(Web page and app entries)
"""

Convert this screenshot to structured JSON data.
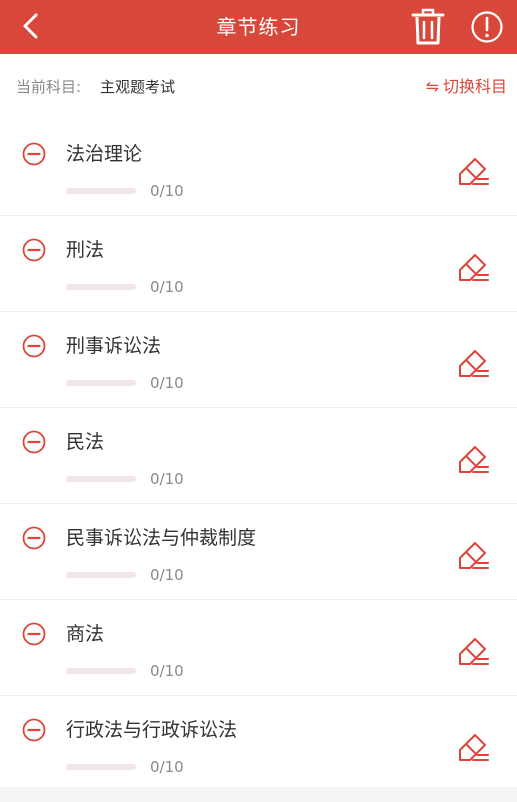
{
  "header": {
    "title": "章节练习",
    "back_icon": "chevron-left-icon",
    "delete_icon": "trash-icon",
    "info_icon": "info-icon",
    "color": "#d9473a"
  },
  "subject": {
    "label": "当前科目:",
    "value": "主观题考试",
    "switch_label": "切换科目",
    "switch_icon": "swap-arrows-icon"
  },
  "chapters": [
    {
      "name": "法治理论",
      "progress": "0/10",
      "done": 0,
      "total": 10
    },
    {
      "name": "刑法",
      "progress": "0/10",
      "done": 0,
      "total": 10
    },
    {
      "name": "刑事诉讼法",
      "progress": "0/10",
      "done": 0,
      "total": 10
    },
    {
      "name": "民法",
      "progress": "0/10",
      "done": 0,
      "total": 10
    },
    {
      "name": "民事诉讼法与仲裁制度",
      "progress": "0/10",
      "done": 0,
      "total": 10
    },
    {
      "name": "商法",
      "progress": "0/10",
      "done": 0,
      "total": 10
    },
    {
      "name": "行政法与行政诉讼法",
      "progress": "0/10",
      "done": 0,
      "total": 10
    }
  ]
}
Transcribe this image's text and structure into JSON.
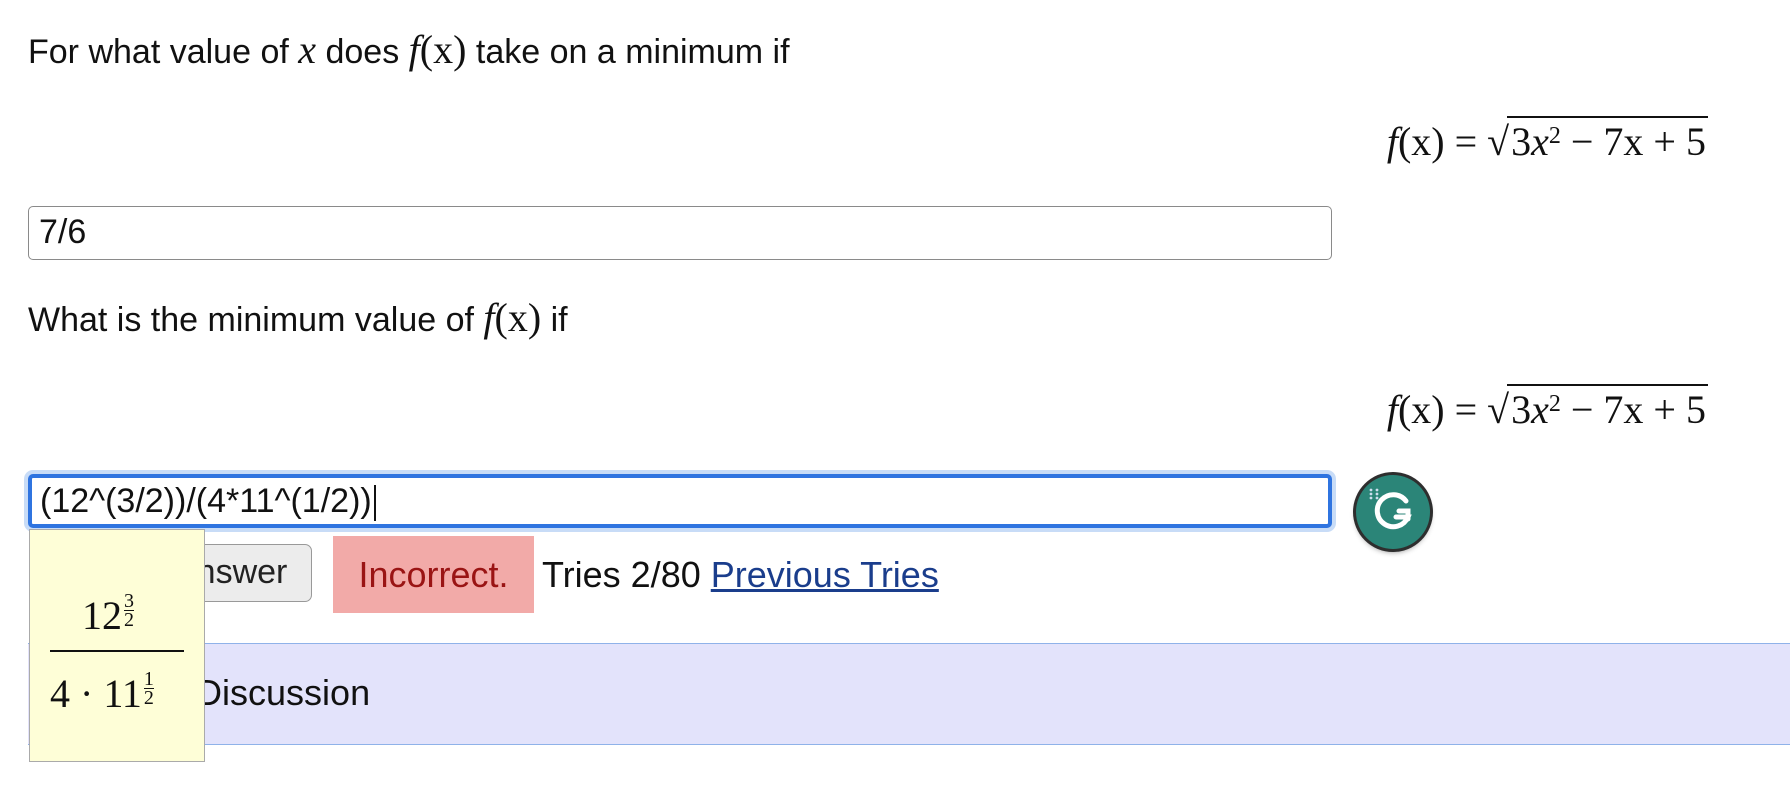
{
  "question1": {
    "prefix": "For what value of",
    "var": "x",
    "mid": "does",
    "fn": "f",
    "arg": "(x)",
    "suffix": "take on a minimum if"
  },
  "equation": {
    "lhs_f": "f",
    "lhs_arg": "(x)",
    "equals": "=",
    "coef": "3",
    "var": "x",
    "exp": "2",
    "rest": "− 7x + 5"
  },
  "answer1": {
    "value": "7/6"
  },
  "question2": {
    "prefix": "What is the minimum value of",
    "fn": "f",
    "arg": "(x)",
    "suffix": "if"
  },
  "answer2": {
    "value": "(12^(3/2))/(4*11^(1/2))"
  },
  "preview": {
    "num_base": "12",
    "num_exp_n": "3",
    "num_exp_d": "2",
    "den_prefix": "4 · 11",
    "den_exp_n": "1",
    "den_exp_d": "2"
  },
  "actions": {
    "submit_label": "Submit Answer",
    "status": "Incorrect.",
    "tries": "Tries 2/80",
    "previous_tries_label": "Previous Tries"
  },
  "discussion": {
    "label": "Post Discussion"
  },
  "colors": {
    "focus_border": "#2f74e0",
    "incorrect_bg": "#f2aaa8",
    "incorrect_text": "#9a1414",
    "discussion_bg": "#e3e3fb",
    "preview_bg": "#fefed7",
    "grammarly": "#2b8578"
  }
}
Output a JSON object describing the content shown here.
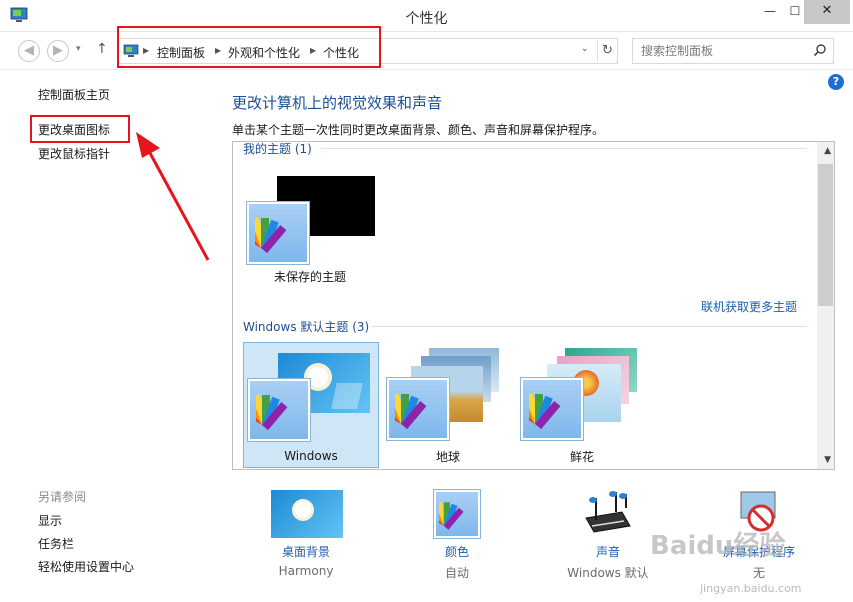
{
  "window": {
    "title": "个性化",
    "min_label": "—",
    "max_label": "☐",
    "close_label": "✕"
  },
  "nav": {
    "back_icon": "◀",
    "forward_icon": "▶",
    "recent_icon": "▾",
    "up_icon": "↑",
    "breadcrumbs": [
      "控制面板",
      "外观和个性化",
      "个性化"
    ],
    "dropdown_icon": "⌄",
    "refresh_icon": "↻",
    "search_placeholder": "搜索控制面板"
  },
  "help_label": "?",
  "sidebar": {
    "home": "控制面板主页",
    "desktop_icons": "更改桌面图标",
    "mouse_pointers": "更改鼠标指针",
    "see_also_heading": "另请参阅",
    "see_also": [
      "显示",
      "任务栏",
      "轻松使用设置中心"
    ]
  },
  "main": {
    "title": "更改计算机上的视觉效果和声音",
    "description": "单击某个主题一次性同时更改桌面背景、颜色、声音和屏幕保护程序。"
  },
  "themes": {
    "my_group": "我的主题 (1)",
    "my_themes": [
      {
        "label": "未保存的主题"
      }
    ],
    "more_online": "联机获取更多主题",
    "default_group": "Windows 默认主题 (3)",
    "default_themes": [
      {
        "label": "Windows",
        "selected": true
      },
      {
        "label": "地球",
        "selected": false
      },
      {
        "label": "鲜花",
        "selected": false
      }
    ]
  },
  "tools": [
    {
      "label": "桌面背景",
      "sub": "Harmony"
    },
    {
      "label": "颜色",
      "sub": "自动"
    },
    {
      "label": "声音",
      "sub": "Windows 默认"
    },
    {
      "label": "屏幕保护程序",
      "sub": "无"
    }
  ],
  "watermark": {
    "text": "Baidu经验",
    "sub": "jingyan.baidu.com"
  },
  "colors": {
    "accent_link": "#1d5fb0",
    "heading": "#1d4f91",
    "highlight_red": "#e8141b",
    "selected_tile": "#cfe6f6"
  }
}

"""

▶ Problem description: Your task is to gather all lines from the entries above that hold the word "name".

▶ Response to this task:
      "name": "法治理论",
      "name": "刑法",
      "name": "刑事诉讼法",
      "name": "民法",
      "name": "民事诉讼法与仲裁制度",
      "name": "商法",
      "name": "行政法与行政诉讼法",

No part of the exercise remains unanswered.